• **Exercise brief**: Every record below should be copied exactly, with the pictures left out.

• **Raw data**:

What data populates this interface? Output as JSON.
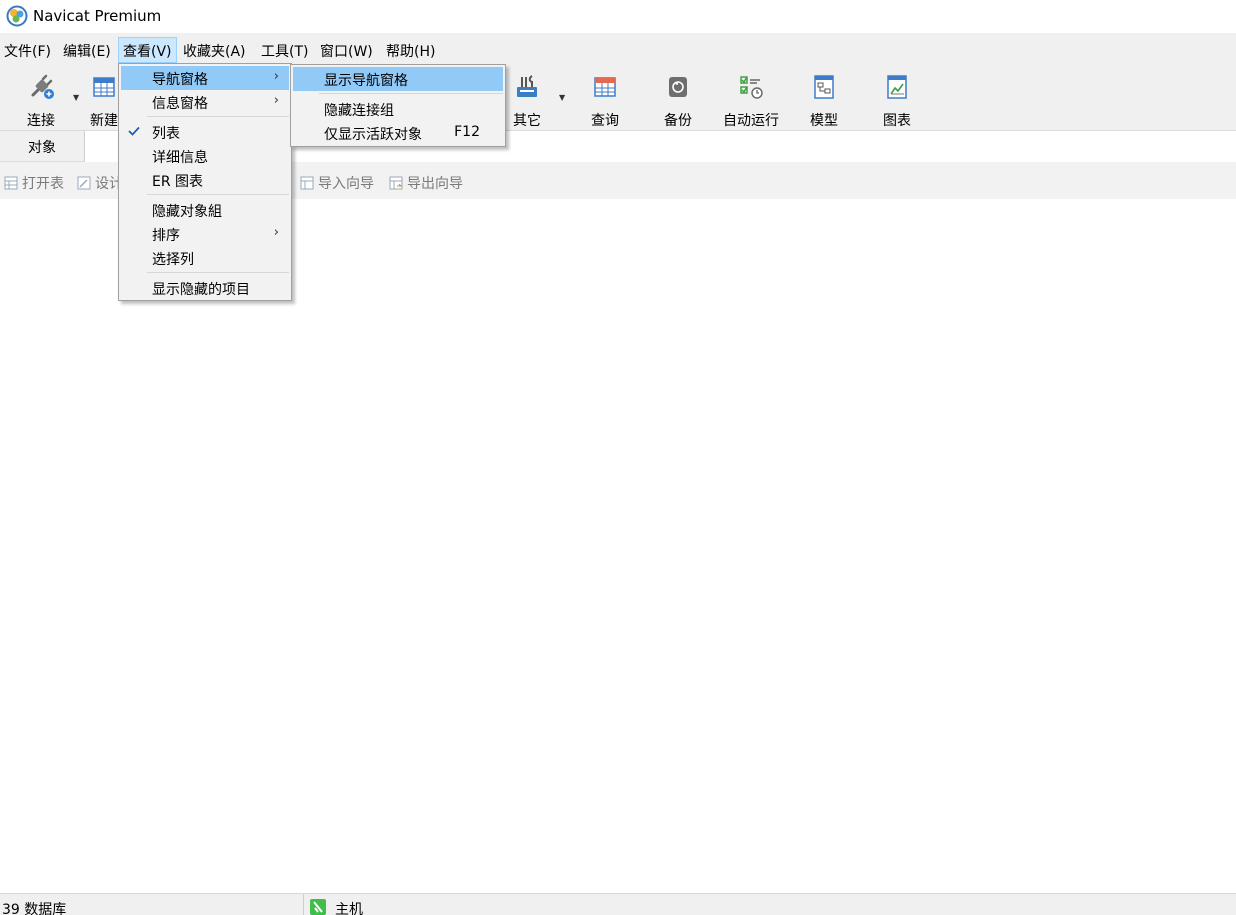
{
  "window": {
    "title": "Navicat Premium"
  },
  "menubar": [
    {
      "label": "文件(F)"
    },
    {
      "label": "编辑(E)"
    },
    {
      "label": "查看(V)"
    },
    {
      "label": "收藏夹(A)"
    },
    {
      "label": "工具(T)"
    },
    {
      "label": "窗口(W)"
    },
    {
      "label": "帮助(H)"
    }
  ],
  "toolbar": [
    {
      "label": "连接",
      "icon": "plug-icon"
    },
    {
      "label": "新建",
      "icon": "table-new-icon"
    },
    {
      "label": "其它",
      "icon": "tools-icon"
    },
    {
      "label": "查询",
      "icon": "query-table-icon"
    },
    {
      "label": "备份",
      "icon": "backup-disk-icon"
    },
    {
      "label": "自动运行",
      "icon": "schedule-checklist-icon"
    },
    {
      "label": "模型",
      "icon": "model-diagram-icon"
    },
    {
      "label": "图表",
      "icon": "chart-icon"
    }
  ],
  "objects_tab": {
    "label": "对象"
  },
  "actions": [
    {
      "label": "打开表"
    },
    {
      "label": "设计"
    },
    {
      "label": "导入向导"
    },
    {
      "label": "导出向导"
    }
  ],
  "view_menu": {
    "items": [
      {
        "label": "导航窗格",
        "submenu": true,
        "highlighted": true
      },
      {
        "label": "信息窗格",
        "submenu": true
      },
      {
        "label": "列表",
        "checked": true
      },
      {
        "label": "详细信息"
      },
      {
        "label": "ER 图表"
      },
      {
        "label": "隐藏对象組"
      },
      {
        "label": "排序",
        "submenu": true
      },
      {
        "label": "选择列"
      },
      {
        "label": "显示隐藏的项目"
      }
    ]
  },
  "nav_submenu": {
    "items": [
      {
        "label": "显示导航窗格",
        "highlighted": true
      },
      {
        "label": "隐藏连接组"
      },
      {
        "label": "仅显示活跃对象",
        "shortcut": "F12"
      }
    ]
  },
  "statusbar": {
    "left": "39 数据库",
    "host": "主机"
  },
  "colors": {
    "menu_highlight": "#91c9f7",
    "menubar_active": "#cce8ff",
    "chrome_bg": "#f0f0f0"
  }
}
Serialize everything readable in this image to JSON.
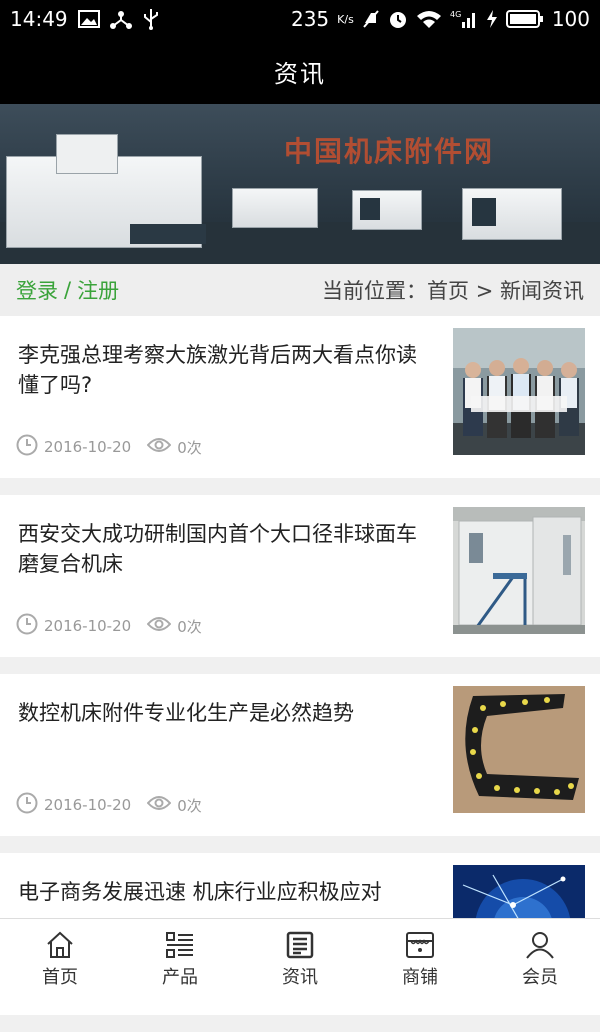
{
  "status": {
    "time": "14:49",
    "net_speed": "235",
    "net_unit": "K/s",
    "signal": "4G",
    "battery": "100",
    "icons": [
      "image-icon",
      "usb-tether-icon",
      "usb-icon",
      "mute-icon",
      "alarm-icon",
      "wifi-icon",
      "signal-icon",
      "charging-icon",
      "battery-icon"
    ]
  },
  "header": {
    "title": "资讯"
  },
  "banner": {
    "text": "中国机床附件网"
  },
  "crumbbar": {
    "login": "登录",
    "separator": "/",
    "register": "注册",
    "location": "当前位置：首页 > 新闻资讯"
  },
  "news": [
    {
      "title": "李克强总理考察大族激光背后两大看点你读懂了吗?",
      "date": "2016-10-20",
      "views": "0次",
      "thumb": "people-photo"
    },
    {
      "title": "西安交大成功研制国内首个大口径非球面车磨复合机床",
      "date": "2016-10-20",
      "views": "0次",
      "thumb": "machine-photo"
    },
    {
      "title": "数控机床附件专业化生产是必然趋势",
      "date": "2016-10-20",
      "views": "0次",
      "thumb": "cable-chain-photo"
    },
    {
      "title": "电子商务发展迅速 机床行业应积极应对",
      "date": "",
      "views": "",
      "thumb": "network-photo"
    }
  ],
  "tabs": [
    {
      "label": "首页",
      "icon": "home-icon"
    },
    {
      "label": "产品",
      "icon": "list-icon"
    },
    {
      "label": "资讯",
      "icon": "news-icon"
    },
    {
      "label": "商铺",
      "icon": "shop-icon"
    },
    {
      "label": "会员",
      "icon": "user-icon"
    }
  ],
  "colors": {
    "accent_green": "#3aa33a",
    "header_bg": "#000000"
  }
}
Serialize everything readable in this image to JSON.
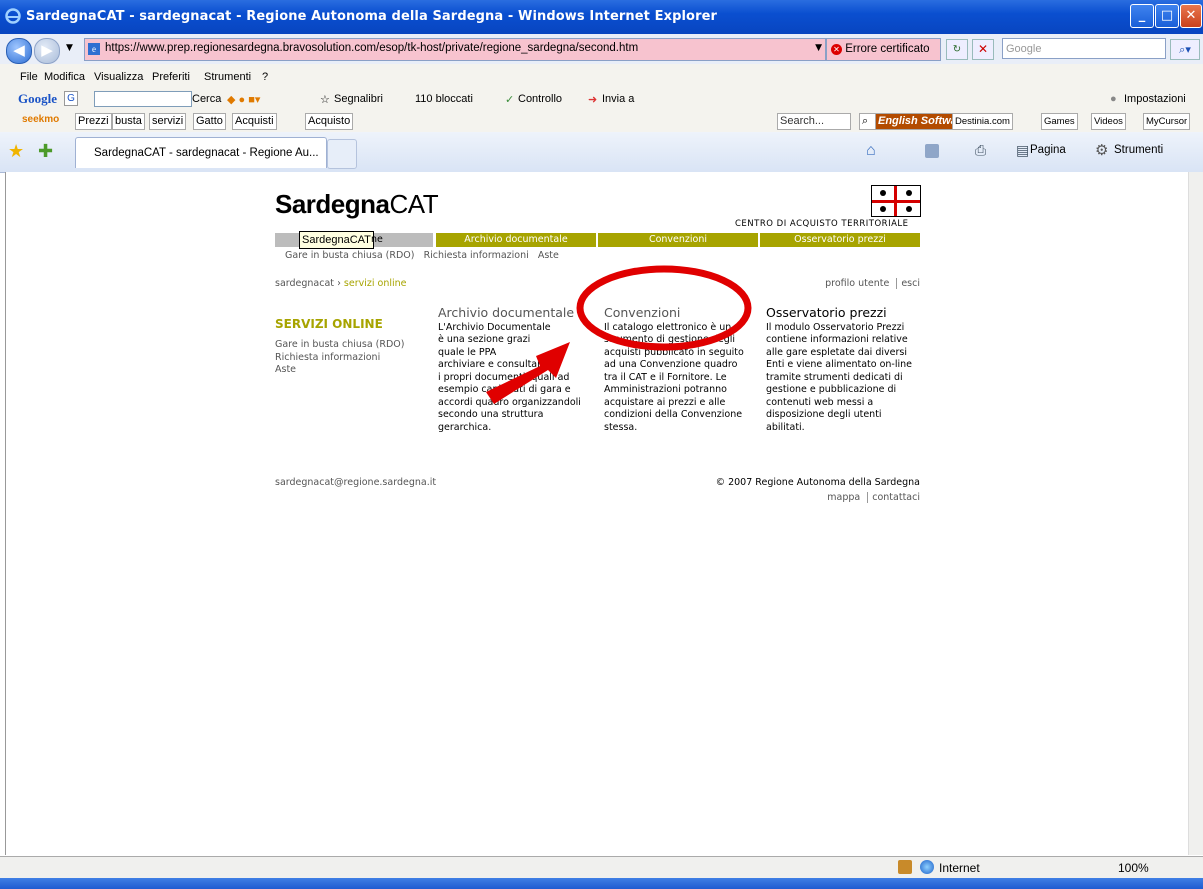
{
  "window": {
    "title": "SardegnaCAT - sardegnacat - Regione Autonoma della Sardegna - Windows Internet Explorer"
  },
  "address_bar": {
    "url": "https://www.prep.regionesardegna.bravosolution.com/esop/tk-host/private/regione_sardegna/second.htm",
    "cert_error": "Errore certificato",
    "search_placeholder": "Google"
  },
  "menu": {
    "items": [
      "File",
      "Modifica",
      "Visualizza",
      "Preferiti",
      "Strumenti",
      "?"
    ]
  },
  "google_toolbar": {
    "cerca": "Cerca",
    "segnalibri": "Segnalibri",
    "bloccati": "110 bloccati",
    "controllo": "Controllo",
    "invia": "Invia a",
    "impostazioni": "Impostazioni"
  },
  "seek_toolbar": {
    "brand": "seekmo",
    "buttons": [
      "Prezzi",
      "busta",
      "servizi",
      "Gatto",
      "Acquisti",
      "Acquisto"
    ],
    "search": "Search...",
    "links": [
      "English Software",
      "Destinia.com",
      "Games",
      "Videos",
      "MyCursor"
    ]
  },
  "tabs": {
    "active": "SardegnaCAT - sardegnacat - Regione Au..."
  },
  "command_bar": {
    "pagina": "Pagina",
    "strumenti": "Strumenti"
  },
  "site": {
    "logo_bold": "Sardegna",
    "logo_thin": "CAT",
    "subtitle": "CENTRO DI ACQUISTO TERRITORIALE",
    "tooltip": "SardegnaCAT",
    "tooltip_tail": "ne",
    "nav": [
      "Archivio documentale",
      "Convenzioni",
      "Osservatorio prezzi"
    ],
    "subnav": [
      "Gare in busta chiusa (RDO)",
      "Richiesta informazioni",
      "Aste"
    ],
    "breadcrumb_root": "sardegnacat",
    "breadcrumb_sep": "›",
    "breadcrumb_current": "servizi online",
    "profile": "profilo utente",
    "logout": "esci",
    "side_heading": "SERVIZI ONLINE",
    "side_links": [
      "Gare in busta chiusa (RDO)",
      "Richiesta informazioni",
      "Aste"
    ],
    "columns": [
      {
        "title": "Archivio documentale",
        "lines": [
          "L'Archivio Documentale",
          "è una sezione grazi",
          "quale le PPA",
          "archiviare e consultare",
          "i propri documenti, quali ad",
          "esempio capitolati di gara e",
          "accordi quadro organizzandoli",
          "secondo una struttura",
          "gerarchica."
        ]
      },
      {
        "title": "Convenzioni",
        "lines": [
          "Il catalogo elettronico è un",
          "strumento di gestione degli",
          "acquisti pubblicato in seguito",
          "ad una Convenzione quadro",
          "tra il CAT e il Fornitore. Le",
          "Amministrazioni potranno",
          "acquistare ai prezzi e alle",
          "condizioni della Convenzione",
          "stessa."
        ]
      },
      {
        "title": "Osservatorio prezzi",
        "lines": [
          "Il modulo Osservatorio Prezzi",
          "contiene informazioni relative",
          "alle gare espletate dai diversi",
          "Enti e viene alimentato on-line",
          "tramite strumenti dedicati di",
          "gestione e pubblicazione di",
          "contenuti web messi a",
          "disposizione degli utenti",
          "abilitati."
        ]
      }
    ],
    "email": "sardegnacat@regione.sardegna.it",
    "copyright": "© 2007 Regione Autonoma della Sardegna",
    "footer_links": [
      "mappa",
      "contattaci"
    ],
    "colors": {
      "olive": "#a7a400",
      "annotation_red": "#e00000"
    }
  },
  "status": {
    "zone": "Internet",
    "zoom": "100%"
  }
}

• **Solution to this problem**:
What data populates this interface? Output as JSON.
{
  "window": {
    "title": "Navicat Premium"
  },
  "menubar": [
    {
      "label": "文件(F)"
    },
    {
      "label": "编辑(E)"
    },
    {
      "label": "查看(V)"
    },
    {
      "label": "收藏夹(A)"
    },
    {
      "label": "工具(T)"
    },
    {
      "label": "窗口(W)"
    },
    {
      "label": "帮助(H)"
    }
  ],
  "toolbar": [
    {
      "label": "连接",
      "icon": "plug-icon"
    },
    {
      "label": "新建",
      "icon": "table-new-icon"
    },
    {
      "label": "其它",
      "icon": "tools-icon"
    },
    {
      "label": "查询",
      "icon": "query-table-icon"
    },
    {
      "label": "备份",
      "icon": "backup-disk-icon"
    },
    {
      "label": "自动运行",
      "icon": "schedule-checklist-icon"
    },
    {
      "label": "模型",
      "icon": "model-diagram-icon"
    },
    {
      "label": "图表",
      "icon": "chart-icon"
    }
  ],
  "objects_tab": {
    "label": "对象"
  },
  "actions": [
    {
      "label": "打开表"
    },
    {
      "label": "设计"
    },
    {
      "label": "导入向导"
    },
    {
      "label": "导出向导"
    }
  ],
  "view_menu": {
    "items": [
      {
        "label": "导航窗格",
        "submenu": true,
        "highlighted": true
      },
      {
        "label": "信息窗格",
        "submenu": true
      },
      {
        "label": "列表",
        "checked": true
      },
      {
        "label": "详细信息"
      },
      {
        "label": "ER 图表"
      },
      {
        "label": "隐藏对象組"
      },
      {
        "label": "排序",
        "submenu": true
      },
      {
        "label": "选择列"
      },
      {
        "label": "显示隐藏的项目"
      }
    ]
  },
  "nav_submenu": {
    "items": [
      {
        "label": "显示导航窗格",
        "highlighted": true
      },
      {
        "label": "隐藏连接组"
      },
      {
        "label": "仅显示活跃对象",
        "shortcut": "F12"
      }
    ]
  },
  "statusbar": {
    "left": "39 数据库",
    "host": "主机"
  },
  "colors": {
    "menu_highlight": "#91c9f7",
    "menubar_active": "#cce8ff",
    "chrome_bg": "#f0f0f0"
  }
}
Serialize everything readable in this image to JSON.
{
  "status": {
    "time": "14:49",
    "net_speed": "235",
    "net_unit": "K/s",
    "signal": "4G",
    "battery": "100",
    "icons": [
      "image-icon",
      "usb-tether-icon",
      "usb-icon",
      "mute-icon",
      "alarm-icon",
      "wifi-icon",
      "signal-icon",
      "charging-icon",
      "battery-icon"
    ]
  },
  "header": {
    "title": "资讯"
  },
  "banner": {
    "text": "中国机床附件网"
  },
  "crumbbar": {
    "login": "登录",
    "separator": "/",
    "register": "注册",
    "location": "当前位置：首页 > 新闻资讯"
  },
  "news": [
    {
      "title": "李克强总理考察大族激光背后两大看点你读懂了吗?",
      "date": "2016-10-20",
      "views": "0次",
      "thumb": "people-photo"
    },
    {
      "title": "西安交大成功研制国内首个大口径非球面车磨复合机床",
      "date": "2016-10-20",
      "views": "0次",
      "thumb": "machine-photo"
    },
    {
      "title": "数控机床附件专业化生产是必然趋势",
      "date": "2016-10-20",
      "views": "0次",
      "thumb": "cable-chain-photo"
    },
    {
      "title": "电子商务发展迅速 机床行业应积极应对",
      "date": "",
      "views": "",
      "thumb": "network-photo"
    }
  ],
  "tabs": [
    {
      "label": "首页",
      "icon": "home-icon"
    },
    {
      "label": "产品",
      "icon": "list-icon"
    },
    {
      "label": "资讯",
      "icon": "news-icon"
    },
    {
      "label": "商铺",
      "icon": "shop-icon"
    },
    {
      "label": "会员",
      "icon": "user-icon"
    }
  ],
  "colors": {
    "accent_green": "#3aa33a",
    "header_bg": "#000000"
  }
}
Serialize everything readable in this image to JSON.
{
  "window": {
    "title": "SardegnaCAT - sardegnacat - Regione Autonoma della Sardegna - Windows Internet Explorer"
  },
  "address_bar": {
    "url": "https://www.prep.regionesardegna.bravosolution.com/esop/tk-host/private/regione_sardegna/second.htm",
    "cert_error": "Errore certificato",
    "search_placeholder": "Google"
  },
  "menu": {
    "items": [
      "File",
      "Modifica",
      "Visualizza",
      "Preferiti",
      "Strumenti",
      "?"
    ]
  },
  "google_toolbar": {
    "cerca": "Cerca",
    "segnalibri": "Segnalibri",
    "bloccati": "110 bloccati",
    "controllo": "Controllo",
    "invia": "Invia a",
    "impostazioni": "Impostazioni"
  },
  "seek_toolbar": {
    "brand": "seekmo",
    "buttons": [
      "Prezzi",
      "busta",
      "servizi",
      "Gatto",
      "Acquisti",
      "Acquisto"
    ],
    "search": "Search...",
    "links": [
      "English Software",
      "Destinia.com",
      "Games",
      "Videos",
      "MyCursor"
    ]
  },
  "tabs": {
    "active": "SardegnaCAT - sardegnacat - Regione Au..."
  },
  "command_bar": {
    "pagina": "Pagina",
    "strumenti": "Strumenti"
  },
  "site": {
    "logo_bold": "Sardegna",
    "logo_thin": "CAT",
    "subtitle": "CENTRO DI ACQUISTO TERRITORIALE",
    "tooltip": "SardegnaCAT",
    "tooltip_tail": "ne",
    "nav": [
      "Archivio documentale",
      "Convenzioni",
      "Osservatorio prezzi"
    ],
    "subnav": [
      "Gare in busta chiusa (RDO)",
      "Richiesta informazioni",
      "Aste"
    ],
    "breadcrumb_root": "sardegnacat",
    "breadcrumb_sep": "›",
    "breadcrumb_current": "servizi online",
    "profile": "profilo utente",
    "logout": "esci",
    "side_heading": "SERVIZI ONLINE",
    "side_links": [
      "Gare in busta chiusa (RDO)",
      "Richiesta informazioni",
      "Aste"
    ],
    "columns": [
      {
        "title": "Archivio documentale",
        "lines": [
          "L'Archivio Documentale",
          "è una sezione grazi",
          "quale le PPA",
          "archiviare e consultare",
          "i propri documenti, quali ad",
          "esempio capitolati di gara e",
          "accordi quadro organizzandoli",
          "secondo una struttura",
          "gerarchica."
        ]
      },
      {
        "title": "Convenzioni",
        "lines": [
          "Il catalogo elettronico è un",
          "strumento di gestione degli",
          "acquisti pubblicato in seguito",
          "ad una Convenzione quadro",
          "tra il CAT e il Fornitore. Le",
          "Amministrazioni potranno",
          "acquistare ai prezzi e alle",
          "condizioni della Convenzione",
          "stessa."
        ]
      },
      {
        "title": "Osservatorio prezzi",
        "lines": [
          "Il modulo Osservatorio Prezzi",
          "contiene informazioni relative",
          "alle gare espletate dai diversi",
          "Enti e viene alimentato on-line",
          "tramite strumenti dedicati di",
          "gestione e pubblicazione di",
          "contenuti web messi a",
          "disposizione degli utenti",
          "abilitati."
        ]
      }
    ],
    "email": "sardegnacat@regione.sardegna.it",
    "copyright": "© 2007 Regione Autonoma della Sardegna",
    "footer_links": [
      "mappa",
      "contattaci"
    ],
    "colors": {
      "olive": "#a7a400",
      "annotation_red": "#e00000"
    }
  },
  "status": {
    "zone": "Internet",
    "zoom": "100%"
  }
}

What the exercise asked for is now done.